This week we passed the six month milestone of our mission. Tempus fugit! It does’t seem like a longtime but we don’t easily relate to our former life. We feel very comfortable here. Lately we’ve noticed that there are anti-littering signs, less trash, and even some filling of potholes and paving of roads in the neighborhood.
We received our absentee ballots for the US presidential election in the mail. It has been interesting to observe this cycle from afar. The internet is both a blessing and a curse - we have access to lots of information but much less wisdom. And we remember the famous quote of Abraham Lincoln that you can’t believe everything that you read there. We do have serious concerns about how the country will possibly be governed whoever wins. Dishonesty, deceit, manipulation, and disregard for the rule of law seem to have infiltrated previously respected government institutions. Failure of discourse has led to extreme polarization on the important issues that desperately need legislative attention. We are becoming a culture driven by tweets and headlines instead of serious discussion. Reading the Book of Mormon suggests that things will only get worse unless as a nation we can determine what we really want and are willing to repent to get there.
Ghana is also holding a presidential election this year, in December. We frequently hear prayers that this country may remain peaceful. In stake conference this morning, our president quoted 2 Chronicles 7:14 (Jehovah to Solomon after the dedication of the temple): “If my people, which are called by my name, shall humble themselves, and pray, and seek my face, and turn from their wicked ways; then will I hear from heaven, and will forgive their sin, and will heal their land.” Ghana is not the only country that needs healing.
We are spending more time on companion language study, mostly Sue reading the Book of Mormon aloud in French and then trying to translate, verse by verse. We have made it through two chapters of I Néphi so far. The passé simple makes it difficult but thanks to the repetitive phrases she already has conquered “Car voici”, and “Il arriva que…”.
Sue purchased a new tablecloth for us - it’s actually a woman’s shawl - our first piece of kente cloth. It probably came from Cote D’Ivoire. These fabrics are hand-woven tribal patterns that are famous in West Africa for their designs and symbolism. More here: https://en.wikipedia.org/wiki/Kente_cloth . Several missionary couples collect them to take home. Pres. Brubaker is hoping to use them to decorate inside the new MTC.

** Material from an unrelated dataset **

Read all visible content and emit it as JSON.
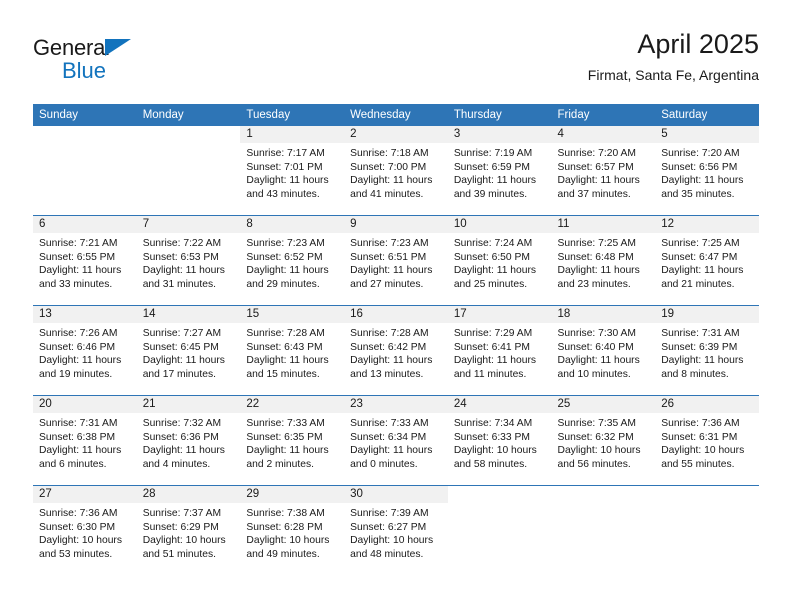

As you can see, we eat a lot of fresh fruit. Papaya is now in season and is great with a squeeze of fresh lime. The pineapples here are different from Hawaiian or Central American varieties. They are smaller, much less acidic, whiter flesh, and sweeter.
Many collect these brightly colored hand-woven baskets.